by Matt Mattingly, Manager of Historic Interpretation and the National Colonial Farm
It seems like yesterday that I was going through recipe books looking for dishes to prepare for our Foodways program this year: amazing how time flies! Truth be told I was going through the recipe books yesterday, but I was looking for recipes for next year’s program. I stopped when I realized that I hadn’t even taken the time to reflect on this year! Such is the life when calendars need to be made. It makes it hard to enjoy doing a program when you don’t have the time to reflect on it. So I shall now stop and take some time to ponder the joys and the sorrows of this program.
WHAT A PAIN! Ha-ha. I’m joking. Kind of. It’s amazing how much work goes into these monthly presentations. You begin with trying to make things a little seasonal in order to remind visitors that there was a time when the only time certain foods were available was when they were actually available. I really wanted to do something with the cherries from our cherry tree here on the farm, but apparently the crows and squirrels had the same idea. And they beat me to it. I don’t mind, really. They live here after all, but it’s the taunting notes they left on my windshield that bothered me.
Calf’s caul. I need to Google “caul.” Yeah, we won’t be doing that one.
Shame there aren’t more recipes that call for heart and lungs. There is lots of left over lung. Lots. Of. Lung.
I did manage to break my old record of grocery bags carried from parking lot to kitchen in one trip so YAY ME!
Forget gold and other precious metals. Have you ever known spice prices to go down? No wonder colonial people used them so sparingly, if at all.
Speaking of spices: mace, nutmeg and cloves make frequent appearances in 18th century recipes. They are also my 3 least favorite.
There were many wonderful memories made as well! Our summer interns really took to the kitchen and it was a pleasure watching them make a seemingly unappealing dish like ham and egg pudding only to be delighted with it. Getting Colleen, our Site Interpreter, to try the stuffed Cox combs and then watching what followed was priceless! I’d love to describe what happened, but I’d never do it
justice. Let’s just say I’ve never seen a face move in so many different directions at once. Good times. Our fig pudding was a hit with a big thanks to our fig tree that always comes through!

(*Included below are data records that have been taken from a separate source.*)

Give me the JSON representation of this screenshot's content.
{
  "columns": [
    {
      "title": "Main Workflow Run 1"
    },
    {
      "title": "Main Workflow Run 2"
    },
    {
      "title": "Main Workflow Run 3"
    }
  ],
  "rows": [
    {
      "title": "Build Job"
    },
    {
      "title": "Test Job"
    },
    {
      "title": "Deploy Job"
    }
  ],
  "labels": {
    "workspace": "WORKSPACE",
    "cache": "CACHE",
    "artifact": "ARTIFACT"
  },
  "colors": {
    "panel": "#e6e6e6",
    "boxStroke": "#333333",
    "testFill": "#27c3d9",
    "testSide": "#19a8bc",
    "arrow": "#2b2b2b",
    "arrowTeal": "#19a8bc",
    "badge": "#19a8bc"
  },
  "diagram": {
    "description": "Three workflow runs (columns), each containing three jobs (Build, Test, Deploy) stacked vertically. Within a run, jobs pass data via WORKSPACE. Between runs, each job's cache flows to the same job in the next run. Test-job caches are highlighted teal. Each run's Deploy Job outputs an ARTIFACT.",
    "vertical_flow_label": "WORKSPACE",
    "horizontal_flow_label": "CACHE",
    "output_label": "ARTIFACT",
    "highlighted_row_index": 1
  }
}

And speaking of thanks…
THANK YOU, all of you who came out this year in support of the program. Everyone is always so kind and receptive! We’ve made a number of friends through this program and what a joy it is to see people come back for “seconds.” Ultimately the program is about a celebration of food and how Maryland developed its own unique place on the national menu; it has been a true joy in being able to
celebrate with all of you. We hope to see you again next year, but for now… back to the kitchen!